◆ **Problem description**:
Every line of the entries below that carries the string "Reviews" should be copied.
Segment Start: Given records
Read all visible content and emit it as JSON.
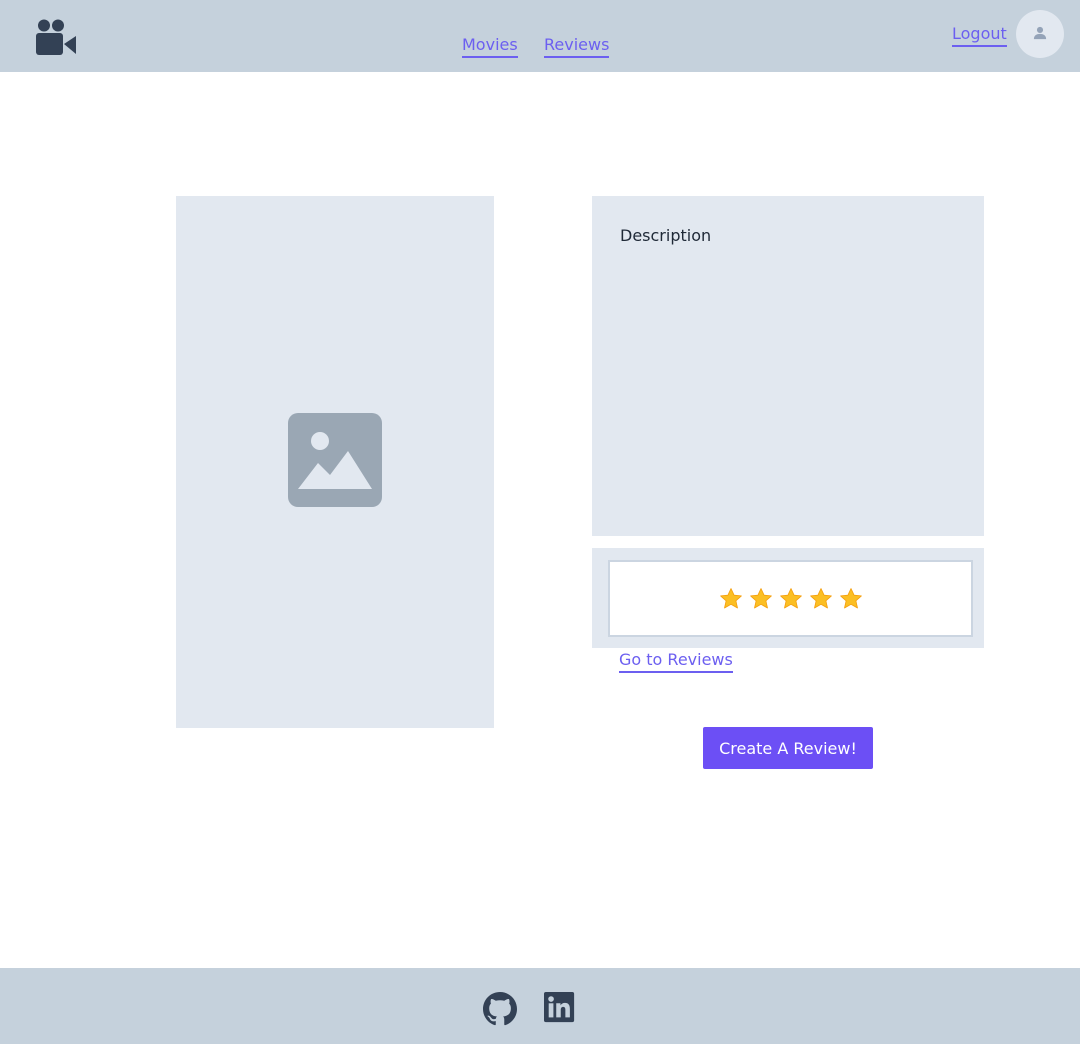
{
  "header": {
    "logo_icon": "video-camera-icon",
    "nav": [
      {
        "label": "Movies"
      },
      {
        "label": "Reviews"
      }
    ],
    "logout_label": "Logout",
    "avatar_icon": "user-icon"
  },
  "movie": {
    "poster_icon": "image-placeholder-icon",
    "description_title": "Description",
    "rating": 5,
    "rating_max": 5,
    "goto_reviews_label": "Go to Reviews",
    "create_review_label": "Create A Review!"
  },
  "footer": {
    "icons": [
      "github-icon",
      "linkedin-icon"
    ]
  },
  "colors": {
    "header_bg": "#c5d1dc",
    "panel_bg": "#e2e8f0",
    "link": "#6c5ff0",
    "button": "#6c4ff5",
    "star": "#fbbf24"
  }
}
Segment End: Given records
◆ **Response to this task**:
        "label": "Reviews"
    "goto_reviews_label": "Go to Reviews",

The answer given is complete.